Car makers will be able to increase the use of lightweight composites in vehicles without producing more landfill waste thanks to a recycling technique developed in the UK.
It is based on a combination of pyrolysis, which is currently used to recycle tyres by heating them in the absence of oxygen so they do not burn, and a separation system.
The technique, developed at Leeds University, allows composite plastics to be broken down into oil and fibre, which can then be reprocessed.
Composites are increasingly used to make car parts such as dashboards and bumpers as they are lightweight, aiding fuel efficiency. But unlike tyres, metal and glass, the material is difficult to recycle, said Prof Paul Williams at the university’s fuel and energy department. ‘Until now, fibre-reinforced polymer composites have been widely considered un-recyclable,’ he said.
Materials cannot simply be melted as they contain glass or other fibre, and a filler such as calcium carbonate. Burning off the plastic to recover the fibre requires temperatures of around 900oC, which damages the fibre.
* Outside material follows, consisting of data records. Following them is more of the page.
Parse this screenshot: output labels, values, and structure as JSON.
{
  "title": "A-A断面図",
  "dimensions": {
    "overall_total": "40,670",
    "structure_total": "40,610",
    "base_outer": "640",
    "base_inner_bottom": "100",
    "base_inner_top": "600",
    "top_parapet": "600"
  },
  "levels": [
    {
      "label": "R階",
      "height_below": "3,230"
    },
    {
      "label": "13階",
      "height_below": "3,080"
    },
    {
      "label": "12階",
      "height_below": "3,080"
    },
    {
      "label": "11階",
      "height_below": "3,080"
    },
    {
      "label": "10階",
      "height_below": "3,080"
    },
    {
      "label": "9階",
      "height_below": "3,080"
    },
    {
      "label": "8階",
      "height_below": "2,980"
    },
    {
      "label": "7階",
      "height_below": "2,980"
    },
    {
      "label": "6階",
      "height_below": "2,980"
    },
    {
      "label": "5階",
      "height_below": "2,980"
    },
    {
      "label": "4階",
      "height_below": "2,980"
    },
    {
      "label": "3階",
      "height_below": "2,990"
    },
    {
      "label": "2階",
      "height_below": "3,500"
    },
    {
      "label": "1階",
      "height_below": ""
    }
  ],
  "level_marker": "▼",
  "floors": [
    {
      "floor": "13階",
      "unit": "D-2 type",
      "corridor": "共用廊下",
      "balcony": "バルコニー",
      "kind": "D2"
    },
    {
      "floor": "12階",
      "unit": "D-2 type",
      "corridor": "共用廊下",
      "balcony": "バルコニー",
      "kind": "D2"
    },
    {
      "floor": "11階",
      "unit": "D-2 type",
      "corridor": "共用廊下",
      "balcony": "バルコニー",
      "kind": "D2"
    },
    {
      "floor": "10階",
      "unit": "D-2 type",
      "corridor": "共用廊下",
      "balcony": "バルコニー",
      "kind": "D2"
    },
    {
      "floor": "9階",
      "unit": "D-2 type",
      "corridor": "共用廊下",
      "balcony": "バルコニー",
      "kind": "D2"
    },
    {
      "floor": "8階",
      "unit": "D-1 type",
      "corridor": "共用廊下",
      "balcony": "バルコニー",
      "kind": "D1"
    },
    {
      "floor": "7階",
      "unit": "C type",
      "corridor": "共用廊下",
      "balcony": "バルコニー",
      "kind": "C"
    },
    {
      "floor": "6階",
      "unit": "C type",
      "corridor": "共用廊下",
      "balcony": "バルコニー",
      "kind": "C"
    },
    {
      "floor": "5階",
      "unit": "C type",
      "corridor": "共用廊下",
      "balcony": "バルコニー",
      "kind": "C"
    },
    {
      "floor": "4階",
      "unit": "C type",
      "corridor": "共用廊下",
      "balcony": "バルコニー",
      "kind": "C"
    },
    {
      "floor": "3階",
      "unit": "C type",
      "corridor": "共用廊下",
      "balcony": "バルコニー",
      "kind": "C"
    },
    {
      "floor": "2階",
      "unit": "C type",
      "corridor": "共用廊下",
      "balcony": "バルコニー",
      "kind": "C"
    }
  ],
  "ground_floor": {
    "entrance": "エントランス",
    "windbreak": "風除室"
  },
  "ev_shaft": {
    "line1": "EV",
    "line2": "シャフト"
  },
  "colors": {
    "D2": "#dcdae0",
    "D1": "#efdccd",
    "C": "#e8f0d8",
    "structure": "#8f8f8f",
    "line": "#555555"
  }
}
As a result around 95 per cent of the material is dumped in landfill sites. ‘The Society of Motor Manufacturers and Traders was concerned that the increasing use of composites might mean car makers are unable to meet their targets under the European End-of-life Vehicle Directive,’ said Williams. The directive states that 85 per cent of plastics, rubber and glass must be recycled by 2006, and 95 per cent by 2015.
During pyrolysis, the composite plastic is heated without oxygen to around 500 degrees C, which is low enough to allow the glass fibre to retain much of its strength and to prevent it becoming brittle.
The composite is broken down into gas, oil, filler, a small amount of carbon and the glass fibre itself. The gas and oil can be separated off with the oil suitable for reuse as fuel.
The carbon, filler and glass fibre are separated using a process developed by the project’s leader, technology company Pera. ‘A mechanical system scrapes the material so you are left with clean glass fibre, which can be reused.’
New composites can be produced using around 25 per cent of the recycled fibre with 75 per cent virgin fibre without any deterioration in quality. The material can be used to make new car components and to build structures such as boat hulls.
The project, which was funded jointly by the EPSRC and the DTI, also involved the SMMT and the British Plastics Federation.